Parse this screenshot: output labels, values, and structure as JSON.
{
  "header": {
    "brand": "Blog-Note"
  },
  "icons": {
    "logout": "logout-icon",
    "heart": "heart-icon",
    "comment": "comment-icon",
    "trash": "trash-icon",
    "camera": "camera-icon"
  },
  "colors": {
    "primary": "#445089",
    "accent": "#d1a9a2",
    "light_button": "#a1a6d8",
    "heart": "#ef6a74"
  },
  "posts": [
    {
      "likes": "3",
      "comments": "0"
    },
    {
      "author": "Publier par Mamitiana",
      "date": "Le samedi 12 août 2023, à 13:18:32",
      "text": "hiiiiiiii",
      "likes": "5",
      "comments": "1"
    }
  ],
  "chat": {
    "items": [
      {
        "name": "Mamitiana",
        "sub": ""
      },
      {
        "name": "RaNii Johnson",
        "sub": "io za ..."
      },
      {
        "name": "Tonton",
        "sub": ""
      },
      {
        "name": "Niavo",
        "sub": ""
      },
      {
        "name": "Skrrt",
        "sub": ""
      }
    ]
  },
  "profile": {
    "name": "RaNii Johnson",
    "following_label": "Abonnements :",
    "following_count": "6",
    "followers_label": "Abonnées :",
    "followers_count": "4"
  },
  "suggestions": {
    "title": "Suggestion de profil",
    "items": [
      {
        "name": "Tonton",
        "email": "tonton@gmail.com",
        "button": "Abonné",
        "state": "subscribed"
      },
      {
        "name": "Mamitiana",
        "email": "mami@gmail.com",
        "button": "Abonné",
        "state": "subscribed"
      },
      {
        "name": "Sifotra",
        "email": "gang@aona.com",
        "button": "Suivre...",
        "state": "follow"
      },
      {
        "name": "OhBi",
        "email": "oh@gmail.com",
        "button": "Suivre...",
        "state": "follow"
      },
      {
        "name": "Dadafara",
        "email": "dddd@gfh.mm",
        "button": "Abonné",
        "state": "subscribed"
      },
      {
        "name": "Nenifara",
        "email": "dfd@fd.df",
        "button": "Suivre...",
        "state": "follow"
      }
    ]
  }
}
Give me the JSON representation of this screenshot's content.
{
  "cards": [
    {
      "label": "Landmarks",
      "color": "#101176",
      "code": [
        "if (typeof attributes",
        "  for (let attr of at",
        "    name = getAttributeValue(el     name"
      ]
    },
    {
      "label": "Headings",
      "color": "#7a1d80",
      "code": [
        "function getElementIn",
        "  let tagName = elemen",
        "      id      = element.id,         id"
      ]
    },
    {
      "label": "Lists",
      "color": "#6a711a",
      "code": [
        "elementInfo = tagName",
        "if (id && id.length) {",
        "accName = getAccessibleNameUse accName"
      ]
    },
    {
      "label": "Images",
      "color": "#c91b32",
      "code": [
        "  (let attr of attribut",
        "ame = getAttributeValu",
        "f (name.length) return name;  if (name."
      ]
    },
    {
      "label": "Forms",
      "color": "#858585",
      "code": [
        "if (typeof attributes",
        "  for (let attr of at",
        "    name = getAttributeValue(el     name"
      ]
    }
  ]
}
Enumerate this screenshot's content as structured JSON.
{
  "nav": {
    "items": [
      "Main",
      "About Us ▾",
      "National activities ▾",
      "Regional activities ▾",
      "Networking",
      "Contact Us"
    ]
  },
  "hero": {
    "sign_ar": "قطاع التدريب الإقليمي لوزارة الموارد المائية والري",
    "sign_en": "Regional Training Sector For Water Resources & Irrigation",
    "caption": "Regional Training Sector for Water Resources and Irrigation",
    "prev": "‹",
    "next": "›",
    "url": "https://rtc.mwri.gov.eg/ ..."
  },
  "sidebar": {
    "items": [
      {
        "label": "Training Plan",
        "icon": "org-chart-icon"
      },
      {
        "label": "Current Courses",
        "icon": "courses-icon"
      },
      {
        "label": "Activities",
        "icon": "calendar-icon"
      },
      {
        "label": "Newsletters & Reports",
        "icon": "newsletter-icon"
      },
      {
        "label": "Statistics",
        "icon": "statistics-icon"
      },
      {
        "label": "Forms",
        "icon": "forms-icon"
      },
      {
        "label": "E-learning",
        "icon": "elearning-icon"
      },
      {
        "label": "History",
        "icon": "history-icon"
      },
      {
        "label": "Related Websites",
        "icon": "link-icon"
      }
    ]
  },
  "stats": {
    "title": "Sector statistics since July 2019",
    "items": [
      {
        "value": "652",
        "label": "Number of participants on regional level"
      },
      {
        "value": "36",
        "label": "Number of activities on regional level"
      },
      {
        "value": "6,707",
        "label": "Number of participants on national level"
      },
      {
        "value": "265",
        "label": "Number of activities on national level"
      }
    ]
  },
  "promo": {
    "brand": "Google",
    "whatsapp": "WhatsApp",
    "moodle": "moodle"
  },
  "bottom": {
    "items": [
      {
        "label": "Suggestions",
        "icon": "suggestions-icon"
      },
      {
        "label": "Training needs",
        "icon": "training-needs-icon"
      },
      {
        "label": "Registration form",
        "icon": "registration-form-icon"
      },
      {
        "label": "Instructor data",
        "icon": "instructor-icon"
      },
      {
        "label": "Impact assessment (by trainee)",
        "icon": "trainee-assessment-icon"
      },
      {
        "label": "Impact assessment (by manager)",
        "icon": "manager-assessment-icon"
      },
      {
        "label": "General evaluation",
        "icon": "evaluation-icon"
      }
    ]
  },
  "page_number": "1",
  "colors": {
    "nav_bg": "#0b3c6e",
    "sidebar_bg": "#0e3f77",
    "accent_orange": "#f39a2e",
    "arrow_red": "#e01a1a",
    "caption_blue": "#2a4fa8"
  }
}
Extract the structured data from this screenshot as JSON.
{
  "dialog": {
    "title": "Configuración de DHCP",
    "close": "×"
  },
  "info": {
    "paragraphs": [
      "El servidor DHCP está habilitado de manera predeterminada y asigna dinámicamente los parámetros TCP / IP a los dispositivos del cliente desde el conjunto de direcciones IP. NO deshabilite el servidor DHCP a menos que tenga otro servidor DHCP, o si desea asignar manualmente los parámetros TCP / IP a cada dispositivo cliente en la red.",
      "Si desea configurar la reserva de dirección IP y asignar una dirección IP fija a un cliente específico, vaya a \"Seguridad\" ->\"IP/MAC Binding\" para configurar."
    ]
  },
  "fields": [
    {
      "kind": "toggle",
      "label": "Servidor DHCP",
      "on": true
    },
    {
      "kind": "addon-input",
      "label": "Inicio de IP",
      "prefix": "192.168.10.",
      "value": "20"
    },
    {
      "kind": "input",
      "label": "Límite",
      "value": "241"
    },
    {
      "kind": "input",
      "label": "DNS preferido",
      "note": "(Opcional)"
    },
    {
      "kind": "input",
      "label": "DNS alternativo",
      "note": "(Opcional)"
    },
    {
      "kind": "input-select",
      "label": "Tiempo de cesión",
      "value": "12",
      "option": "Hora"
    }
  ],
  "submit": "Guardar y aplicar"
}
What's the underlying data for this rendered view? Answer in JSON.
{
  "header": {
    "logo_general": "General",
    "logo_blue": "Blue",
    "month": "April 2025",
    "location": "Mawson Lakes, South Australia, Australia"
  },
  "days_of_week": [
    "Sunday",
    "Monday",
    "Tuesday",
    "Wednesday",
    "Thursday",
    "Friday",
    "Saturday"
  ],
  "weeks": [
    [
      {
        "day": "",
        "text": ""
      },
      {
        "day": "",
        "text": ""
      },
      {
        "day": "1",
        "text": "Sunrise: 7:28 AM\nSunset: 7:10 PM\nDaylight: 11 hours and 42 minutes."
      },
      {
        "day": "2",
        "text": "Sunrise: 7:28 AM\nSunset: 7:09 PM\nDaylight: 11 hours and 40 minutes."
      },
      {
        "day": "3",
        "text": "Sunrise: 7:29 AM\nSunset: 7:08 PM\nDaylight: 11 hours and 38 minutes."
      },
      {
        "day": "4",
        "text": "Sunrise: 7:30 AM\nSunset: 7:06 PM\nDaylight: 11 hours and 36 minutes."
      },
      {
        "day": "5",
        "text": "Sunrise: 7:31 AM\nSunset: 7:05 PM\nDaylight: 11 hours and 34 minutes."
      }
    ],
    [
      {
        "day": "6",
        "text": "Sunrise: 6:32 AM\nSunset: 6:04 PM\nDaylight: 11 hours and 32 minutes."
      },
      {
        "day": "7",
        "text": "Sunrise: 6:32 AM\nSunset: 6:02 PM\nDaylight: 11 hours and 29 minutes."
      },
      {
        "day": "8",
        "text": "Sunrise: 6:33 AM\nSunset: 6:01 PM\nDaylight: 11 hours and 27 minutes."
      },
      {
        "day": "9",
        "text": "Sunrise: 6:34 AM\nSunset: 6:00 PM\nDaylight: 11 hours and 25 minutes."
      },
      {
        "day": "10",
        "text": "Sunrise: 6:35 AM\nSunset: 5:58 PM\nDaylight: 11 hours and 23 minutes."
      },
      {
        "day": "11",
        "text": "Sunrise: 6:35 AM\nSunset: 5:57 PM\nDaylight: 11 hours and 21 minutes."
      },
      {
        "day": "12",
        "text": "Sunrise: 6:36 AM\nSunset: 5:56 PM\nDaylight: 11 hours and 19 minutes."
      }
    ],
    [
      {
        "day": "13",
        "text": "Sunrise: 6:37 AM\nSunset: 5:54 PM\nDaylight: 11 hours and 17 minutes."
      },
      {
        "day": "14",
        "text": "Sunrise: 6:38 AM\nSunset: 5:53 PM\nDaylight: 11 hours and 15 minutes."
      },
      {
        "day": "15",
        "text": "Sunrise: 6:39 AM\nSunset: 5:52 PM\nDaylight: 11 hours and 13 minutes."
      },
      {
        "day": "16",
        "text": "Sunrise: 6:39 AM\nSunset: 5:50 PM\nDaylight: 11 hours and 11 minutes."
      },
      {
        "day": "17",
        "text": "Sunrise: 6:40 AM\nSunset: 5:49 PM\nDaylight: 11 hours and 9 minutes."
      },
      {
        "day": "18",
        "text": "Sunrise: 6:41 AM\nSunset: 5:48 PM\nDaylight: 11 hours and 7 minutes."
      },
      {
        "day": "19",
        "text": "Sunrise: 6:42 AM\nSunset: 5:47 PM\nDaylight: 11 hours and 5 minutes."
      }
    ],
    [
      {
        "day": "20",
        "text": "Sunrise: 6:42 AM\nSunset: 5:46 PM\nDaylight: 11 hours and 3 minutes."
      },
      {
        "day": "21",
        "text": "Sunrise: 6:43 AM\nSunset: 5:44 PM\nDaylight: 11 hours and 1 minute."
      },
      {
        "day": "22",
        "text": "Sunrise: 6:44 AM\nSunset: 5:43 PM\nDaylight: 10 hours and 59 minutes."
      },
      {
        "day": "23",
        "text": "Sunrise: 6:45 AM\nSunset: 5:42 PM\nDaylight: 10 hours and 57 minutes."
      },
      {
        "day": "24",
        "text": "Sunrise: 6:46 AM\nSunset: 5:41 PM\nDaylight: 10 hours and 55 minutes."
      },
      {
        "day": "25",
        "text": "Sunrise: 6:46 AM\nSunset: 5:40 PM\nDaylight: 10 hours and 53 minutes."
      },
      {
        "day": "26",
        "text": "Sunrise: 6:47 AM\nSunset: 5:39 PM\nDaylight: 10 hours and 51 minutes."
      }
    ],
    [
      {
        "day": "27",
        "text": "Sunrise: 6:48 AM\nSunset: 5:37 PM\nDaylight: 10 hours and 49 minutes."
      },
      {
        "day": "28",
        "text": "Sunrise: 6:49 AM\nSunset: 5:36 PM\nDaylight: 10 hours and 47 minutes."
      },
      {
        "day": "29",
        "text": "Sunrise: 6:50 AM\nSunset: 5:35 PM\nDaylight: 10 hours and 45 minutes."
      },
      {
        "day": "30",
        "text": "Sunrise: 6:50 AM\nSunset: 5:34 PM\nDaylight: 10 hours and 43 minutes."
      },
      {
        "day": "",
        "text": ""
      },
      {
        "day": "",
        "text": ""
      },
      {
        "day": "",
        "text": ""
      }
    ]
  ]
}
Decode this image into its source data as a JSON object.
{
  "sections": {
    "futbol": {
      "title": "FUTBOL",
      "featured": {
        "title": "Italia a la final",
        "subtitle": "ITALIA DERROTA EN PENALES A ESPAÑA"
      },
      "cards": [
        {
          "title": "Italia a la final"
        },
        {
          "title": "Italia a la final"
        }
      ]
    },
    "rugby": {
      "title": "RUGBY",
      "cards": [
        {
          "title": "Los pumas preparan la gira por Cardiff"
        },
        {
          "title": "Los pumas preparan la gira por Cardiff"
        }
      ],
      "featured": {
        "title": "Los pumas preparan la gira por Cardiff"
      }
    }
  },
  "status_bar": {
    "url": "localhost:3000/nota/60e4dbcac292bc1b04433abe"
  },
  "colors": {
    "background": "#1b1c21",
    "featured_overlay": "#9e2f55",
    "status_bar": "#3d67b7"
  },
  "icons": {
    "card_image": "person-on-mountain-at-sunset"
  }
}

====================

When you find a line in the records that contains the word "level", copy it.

EXPECTED ANSWER »
        "label": "Number of participants on regional level"
        "label": "Number of activities on regional level"
        "label": "Number of participants on national level"
        "label": "Number of activities on national level"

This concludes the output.